What is branding?

A stack of books on branding next to an iMac and a vase with cherry blossom
Photo by J. Kelly Brito / Unsplash

To start, let’s understand what a brand is: it’s not a logo, or a slogan, or the colours you choose. Your brand is the sum of others’ experiences with you. When you think of it this way, it’s easy to understand how both an organization’s brand, or a person’s brand, is so important.

Ultimately, your brand is not in your control. It’s in the perceptions and feelings of those you can interact with. But you can heavily influence how your brand is perceived, and you can deliver an experience that matches the perception to create brand resonance.

When you’re able to consistently deliver on your brand, you build trust, expectations and a relationship. It takes many different tactics to accomplish this, but in an online environment, your domain is one of the most important pieces.

Email as branding

A woman's hands on the keyboard of a laptop in a café
Photo by Christin Hume / Unsplash

Your email address can say a lot about you and your brand.
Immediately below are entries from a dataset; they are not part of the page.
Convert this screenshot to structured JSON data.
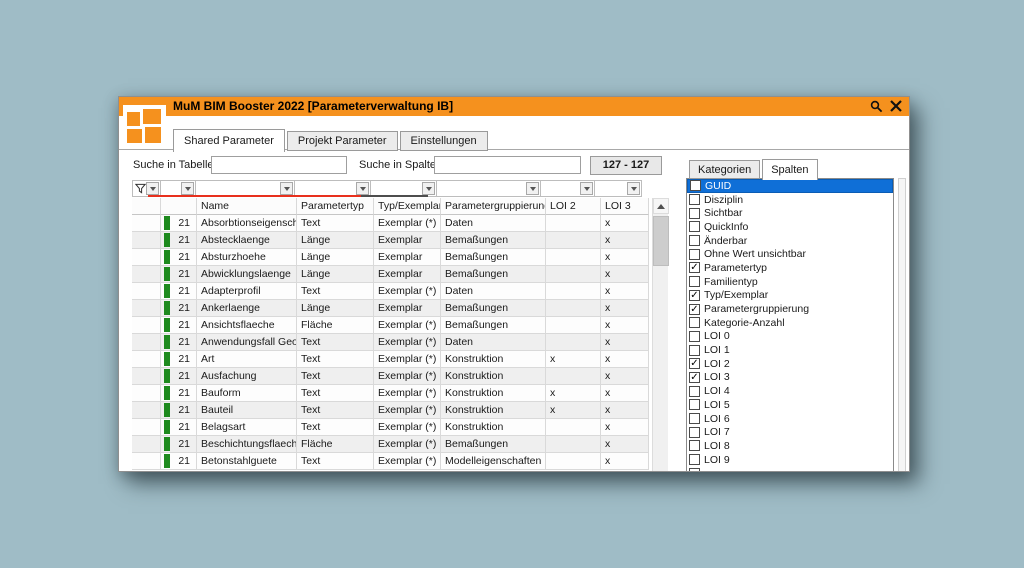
{
  "window": {
    "title": "MuM BIM Booster 2022  [Parameterverwaltung IB]",
    "tabs": [
      "Shared Parameter",
      "Projekt Parameter",
      "Einstellungen"
    ],
    "active_tab": "Shared Parameter"
  },
  "colors": {
    "titlebar_orange": "#f5911e",
    "selection_blue": "#0f6fd7",
    "row_indicator_green": "#1e8a1e",
    "filter_underline_red": "#e8301d",
    "background": "#9fbcc6"
  },
  "icons": {
    "titlebar": [
      "search-icon",
      "close-icon"
    ],
    "filter": "funnel-icon"
  },
  "search": {
    "table_label": "Suche in Tabelle",
    "table_value": "",
    "columns_label": "Suche in Spalten",
    "columns_value": "",
    "counter": "127 - 127"
  },
  "table": {
    "columns": [
      "",
      "",
      "Name",
      "Parametertyp",
      "Typ/Exemplar",
      "Parametergruppierung",
      "LOI 2",
      "LOI 3"
    ],
    "rows": [
      [
        "21",
        "Absorbtionseigenschaft",
        "Text",
        "Exemplar (*)",
        "Daten",
        "",
        "x"
      ],
      [
        "21",
        "Abstecklaenge",
        "Länge",
        "Exemplar",
        "Bemaßungen",
        "",
        "x"
      ],
      [
        "21",
        "Absturzhoehe",
        "Länge",
        "Exemplar",
        "Bemaßungen",
        "",
        "x"
      ],
      [
        "21",
        "Abwicklungslaenge",
        "Länge",
        "Exemplar",
        "Bemaßungen",
        "",
        "x"
      ],
      [
        "21",
        "Adapterprofil",
        "Text",
        "Exemplar (*)",
        "Daten",
        "",
        "x"
      ],
      [
        "21",
        "Ankerlaenge",
        "Länge",
        "Exemplar",
        "Bemaßungen",
        "",
        "x"
      ],
      [
        "21",
        "Ansichtsflaeche",
        "Fläche",
        "Exemplar (*)",
        "Bemaßungen",
        "",
        "x"
      ],
      [
        "21",
        "Anwendungsfall Geoku...",
        "Text",
        "Exemplar (*)",
        "Daten",
        "",
        "x"
      ],
      [
        "21",
        "Art",
        "Text",
        "Exemplar (*)",
        "Konstruktion",
        "x",
        "x"
      ],
      [
        "21",
        "Ausfachung",
        "Text",
        "Exemplar (*)",
        "Konstruktion",
        "",
        "x"
      ],
      [
        "21",
        "Bauform",
        "Text",
        "Exemplar (*)",
        "Konstruktion",
        "x",
        "x"
      ],
      [
        "21",
        "Bauteil",
        "Text",
        "Exemplar (*)",
        "Konstruktion",
        "x",
        "x"
      ],
      [
        "21",
        "Belagsart",
        "Text",
        "Exemplar (*)",
        "Konstruktion",
        "",
        "x"
      ],
      [
        "21",
        "Beschichtungsflaeche",
        "Fläche",
        "Exemplar (*)",
        "Bemaßungen",
        "",
        "x"
      ],
      [
        "21",
        "Betonstahlguete",
        "Text",
        "Exemplar (*)",
        "Modelleigenschaften",
        "",
        "x"
      ]
    ]
  },
  "panel": {
    "tabs": [
      "Kategorien",
      "Spalten"
    ],
    "active_tab": "Spalten",
    "items": [
      {
        "label": "GUID",
        "checked": false,
        "selected": true
      },
      {
        "label": "Disziplin",
        "checked": false,
        "selected": false
      },
      {
        "label": "Sichtbar",
        "checked": false,
        "selected": false
      },
      {
        "label": "QuickInfo",
        "checked": false,
        "selected": false
      },
      {
        "label": "Änderbar",
        "checked": false,
        "selected": false
      },
      {
        "label": "Ohne Wert unsichtbar",
        "checked": false,
        "selected": false
      },
      {
        "label": "Parametertyp",
        "checked": true,
        "selected": false
      },
      {
        "label": "Familientyp",
        "checked": false,
        "selected": false
      },
      {
        "label": "Typ/Exemplar",
        "checked": true,
        "selected": false
      },
      {
        "label": "Parametergruppierung",
        "checked": true,
        "selected": false
      },
      {
        "label": "Kategorie-Anzahl",
        "checked": false,
        "selected": false
      },
      {
        "label": "LOI 0",
        "checked": false,
        "selected": false
      },
      {
        "label": "LOI 1",
        "checked": false,
        "selected": false
      },
      {
        "label": "LOI 2",
        "checked": true,
        "selected": false
      },
      {
        "label": "LOI 3",
        "checked": true,
        "selected": false
      },
      {
        "label": "LOI 4",
        "checked": false,
        "selected": false
      },
      {
        "label": "LOI 5",
        "checked": false,
        "selected": false
      },
      {
        "label": "LOI 6",
        "checked": false,
        "selected": false
      },
      {
        "label": "LOI 7",
        "checked": false,
        "selected": false
      },
      {
        "label": "LOI 8",
        "checked": false,
        "selected": false
      },
      {
        "label": "LOI 9",
        "checked": false,
        "selected": false
      },
      {
        "label": "",
        "checked": false,
        "selected": false
      }
    ]
  }
}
Having an email address with your business’s domain conveys credibility, savvy and professionalism. Using a third-party provider, such as Gmail or Hotmail, can reduce your recipient’s confidence in your brand.

The first part of your email address (before the @domain) can also convey different connotations, and if you consider them, you can better position yourself for the perception you intend. For instance, if your address is jamie.jackson@example.com, it can give the impression that your company is large enough to warrant identifying first names and last names, since there are or may be multiple Jamies. If you use jamie@example.com, it can suggest that your organization is smaller, or that you’re just the most important Jamie.

If you use a generic email address, such as sales@example.com, it suggests that the recipient may be a group or team – which could have its own positive and negative connotations. Generic email addresses are generally not very good for personal networking. Clever or witty addresses can help express your brand’s creativity or humour, if that’s part of what you want your audience to perceive about you. EG: idlikean@example.com could be a good sales alternative, or tellmemore@example.com has more character than a genericinfo@example.com address.

Website as branding

A potted plant on a notebook next to an iPhone and a MacBook
Photo by Kevin Bhagat / Unsplash

It’s no surprise that the primary domain you choose for your website has a large impact on your brand. As most people know, your domains should be concise, memorable, and descriptive. Frequently, people undertake a business or venture and plan out their branding with a name, logo and positioning. But it’s very important to make sure that 1) a relevant domain is available to you and that 2) nobody else is pursuing another venture with the same name or brand. Without securing your domain as early as possible, you risk having to re-work your brand or settle on a domain that won’t be as relevant to your visitors.

The TLD you use is also important: by using your local ccTLD (country code top level domain), you identify that your brand is part of that nationality. By using gTLDs, you can suggest that your brand is generically available worldwide (.COM), an important organization (.ORG), a forward-thinking startup (.CO), or even focused on adult content (.XXX). Your TLD helps your audience understand a bit about your brand before your website is even visited.

Products as branding

Basket of pineapples and bottles of natural juice.
Photo by Toa Heftiba / Unsplash

If you have branded products (or services), particularly if they’re well-known by name over competitors, it is a very worthwhile investment to secure your product name as domains in relevant TLDs. You can then create specialized landing pages for those products that guide your customers into a sales funnel, either on the standalone site or your main website. You can also re-direct the domains to specific pages or sections of your website. For instance, the address ipod.com resolves to apple.com’s section for iPods.

Overall, the important lesson is this: your domains communicate an important message about your brand, and influence your audience’s perceptions. Your domains are flexible and meant to accommodate a wide range of uses. As the registrant, it’s in your power to register and use them as you see fit: so make the most of it!